◆ **What is expected**: Each record below must be reproduced exactly as it reads, with its images omitted.

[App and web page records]
※ ※ ※
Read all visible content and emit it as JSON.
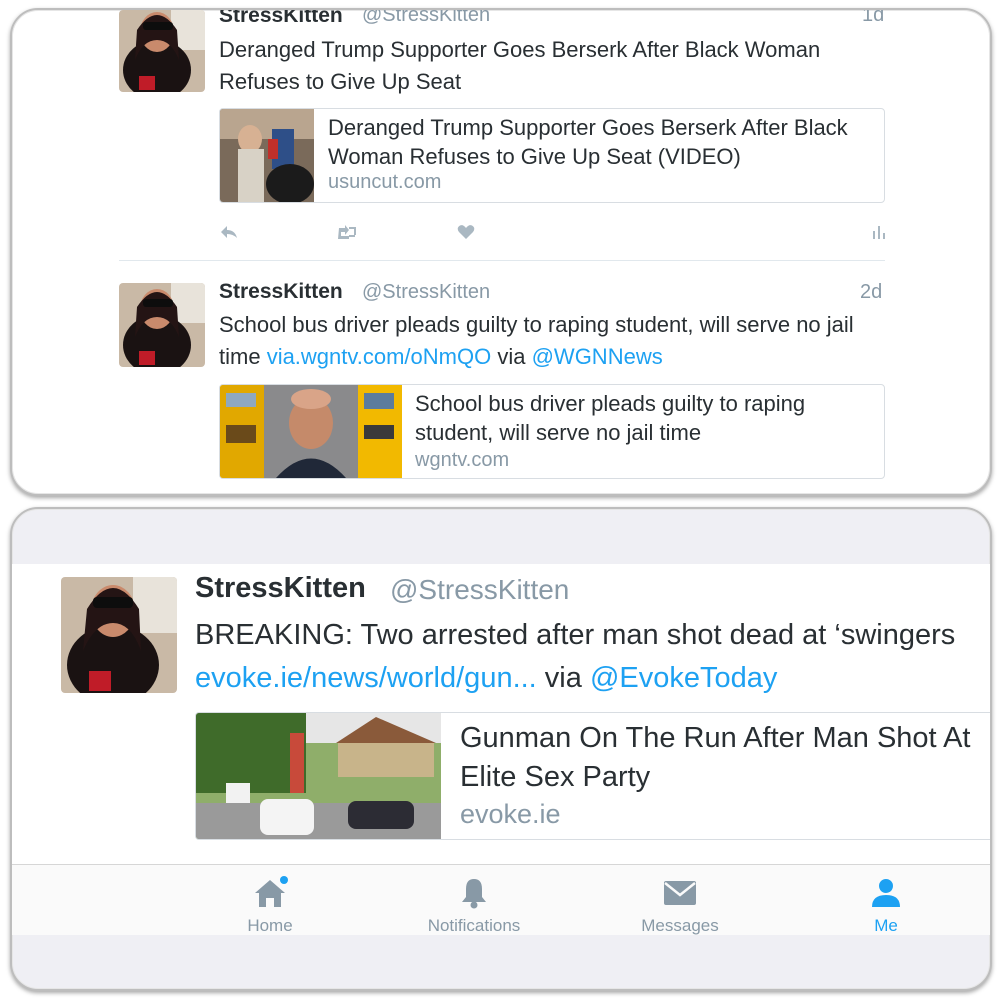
{
  "tweets_top": [
    {
      "name": "StressKitten",
      "handle": "@StressKitten",
      "time": "1d",
      "text": "Deranged Trump Supporter Goes Berserk After Black Woman Refuses to Give Up Seat",
      "card": {
        "title": "Deranged Trump Supporter Goes Berserk After Black Woman Refuses to Give Up Seat (VIDEO)",
        "domain": "usuncut.com"
      }
    },
    {
      "name": "StressKitten",
      "handle": "@StressKitten",
      "time": "2d",
      "text_prefix": "School bus driver pleads guilty to raping student, will serve no jail time ",
      "text_link": "via.wgntv.com/oNmQO",
      "text_via": " via ",
      "text_mention": "@WGNNews",
      "card": {
        "title": "School bus driver pleads guilty to raping student, will serve no jail time",
        "domain": "wgntv.com"
      }
    }
  ],
  "tweet_bottom": {
    "name": "StressKitten",
    "handle": "@StressKitten",
    "text": "BREAKING: Two arrested after man shot dead at ‘swingers",
    "link": "evoke.ie/news/world/gun...",
    "via": " via ",
    "mention": "@EvokeToday",
    "card": {
      "title": "Gunman On The Run After Man Shot At Elite Sex Party",
      "domain": "evoke.ie"
    }
  },
  "tabbar": {
    "home": "Home",
    "notifications": "Notifications",
    "messages": "Messages",
    "me": "Me"
  },
  "colors": {
    "accent": "#1da1f2",
    "muted": "#8899a6",
    "text": "#292f33"
  }
}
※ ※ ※
◆ **Solution for this problem**:
Read all visible content and emit it as JSON.
{
  "tweets_top": [
    {
      "name": "StressKitten",
      "handle": "@StressKitten",
      "time": "1d",
      "text": "Deranged Trump Supporter Goes Berserk After Black Woman Refuses to Give Up Seat",
      "card": {
        "title": "Deranged Trump Supporter Goes Berserk After Black Woman Refuses to Give Up Seat (VIDEO)",
        "domain": "usuncut.com"
      }
    },
    {
      "name": "StressKitten",
      "handle": "@StressKitten",
      "time": "2d",
      "text_prefix": "School bus driver pleads guilty to raping student, will serve no jail time ",
      "text_link": "via.wgntv.com/oNmQO",
      "text_via": " via ",
      "text_mention": "@WGNNews",
      "card": {
        "title": "School bus driver pleads guilty to raping student, will serve no jail time",
        "domain": "wgntv.com"
      }
    }
  ],
  "tweet_bottom": {
    "name": "StressKitten",
    "handle": "@StressKitten",
    "text": "BREAKING: Two arrested after man shot dead at ‘swingers",
    "link": "evoke.ie/news/world/gun...",
    "via": " via ",
    "mention": "@EvokeToday",
    "card": {
      "title": "Gunman On The Run After Man Shot At Elite Sex Party",
      "domain": "evoke.ie"
    }
  },
  "tabbar": {
    "home": "Home",
    "notifications": "Notifications",
    "messages": "Messages",
    "me": "Me"
  },
  "colors": {
    "accent": "#1da1f2",
    "muted": "#8899a6",
    "text": "#292f33"
  }
}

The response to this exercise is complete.